Horse and Deer Flies


Horse Fly

American horse fly (Sturgis McKeever, Georgia Southern University,

Horse fly

Horse fly (Sturgis McKeever, Georgia Southern University,

Deer Fly

Deer fly (Sturgis McKeever, Georgia Southern University,


Horse flies

  • large; brown or black in color
  • large colorful eyes
  • biting; sword-like piercing/sucking mouthparts 

Deer flies

  • generally smaller than horse flies
  • yellowish brown to brownish black in color
  • dark markings on wings
  • biting; sword-like piercing/sucking mouthparts 

Nesting Habits

  • develop in moist or aquatic areas like moist soil, ponds, lakes and marshes


  • females: animal blood
  • males: flower nectar


  • can travel up to a mile from breeding sites
  • inflict painful bites that can result in visible, bleeding wounds
  • transmission of tularemia and anthrax possible, but very rare
  • rarely a significant problem inside structures
  • can be a severe outdoor problem in areas near wetland habitats

IPM Recommendations

  • If large numbers of deer or horse flies are present, inspect the area for possible breeding sites. (Breeding sites may be located off property.)
  • Install properly fitting screens in windows. 
  • Use insect light traps to catch flies inside.
  • Fly traps can reduce populations outdoors. 
  • Keep doors and windows closed, or open with properly fitted screens.

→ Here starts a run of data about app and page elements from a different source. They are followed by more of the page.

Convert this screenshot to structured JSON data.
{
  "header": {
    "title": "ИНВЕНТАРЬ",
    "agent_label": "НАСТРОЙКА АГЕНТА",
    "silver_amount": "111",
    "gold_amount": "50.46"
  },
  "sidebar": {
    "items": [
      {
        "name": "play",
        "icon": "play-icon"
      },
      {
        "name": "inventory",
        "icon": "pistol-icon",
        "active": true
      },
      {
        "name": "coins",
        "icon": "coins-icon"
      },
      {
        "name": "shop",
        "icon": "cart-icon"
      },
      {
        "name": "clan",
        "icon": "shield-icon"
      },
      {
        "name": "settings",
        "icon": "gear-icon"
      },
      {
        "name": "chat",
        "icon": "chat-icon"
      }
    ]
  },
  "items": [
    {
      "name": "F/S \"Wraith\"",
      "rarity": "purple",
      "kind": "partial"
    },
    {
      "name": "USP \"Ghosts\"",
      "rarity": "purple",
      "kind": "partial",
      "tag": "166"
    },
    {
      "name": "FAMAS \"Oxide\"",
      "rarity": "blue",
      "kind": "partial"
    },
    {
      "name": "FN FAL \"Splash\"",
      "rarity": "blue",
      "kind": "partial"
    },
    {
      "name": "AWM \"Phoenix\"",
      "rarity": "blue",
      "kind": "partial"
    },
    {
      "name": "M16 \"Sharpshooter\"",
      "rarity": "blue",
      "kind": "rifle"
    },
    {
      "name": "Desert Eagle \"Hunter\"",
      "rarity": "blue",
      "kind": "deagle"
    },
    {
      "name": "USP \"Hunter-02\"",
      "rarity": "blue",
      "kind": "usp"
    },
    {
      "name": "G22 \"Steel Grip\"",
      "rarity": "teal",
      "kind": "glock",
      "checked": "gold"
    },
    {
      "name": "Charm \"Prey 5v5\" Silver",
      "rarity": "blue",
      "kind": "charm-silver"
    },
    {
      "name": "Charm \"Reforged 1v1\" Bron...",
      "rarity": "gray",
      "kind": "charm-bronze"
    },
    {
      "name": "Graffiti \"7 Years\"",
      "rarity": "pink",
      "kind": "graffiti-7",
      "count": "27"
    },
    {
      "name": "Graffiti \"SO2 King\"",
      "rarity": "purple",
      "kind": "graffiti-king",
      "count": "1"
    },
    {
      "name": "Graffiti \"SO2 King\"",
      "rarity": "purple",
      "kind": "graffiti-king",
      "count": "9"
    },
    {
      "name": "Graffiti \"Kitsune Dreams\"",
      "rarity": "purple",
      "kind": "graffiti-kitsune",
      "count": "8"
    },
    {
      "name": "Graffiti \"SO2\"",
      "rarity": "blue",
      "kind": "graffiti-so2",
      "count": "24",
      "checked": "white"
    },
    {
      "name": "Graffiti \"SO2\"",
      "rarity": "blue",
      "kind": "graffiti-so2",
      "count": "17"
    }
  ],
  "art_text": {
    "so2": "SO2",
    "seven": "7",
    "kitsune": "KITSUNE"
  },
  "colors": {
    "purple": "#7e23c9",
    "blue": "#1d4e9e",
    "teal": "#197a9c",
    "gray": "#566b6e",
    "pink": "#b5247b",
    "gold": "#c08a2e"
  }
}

Additional Resources

IPM for Flies: Integrated Pest Management in Sensitive Environments (University of Nebraska-Lincoln Extension)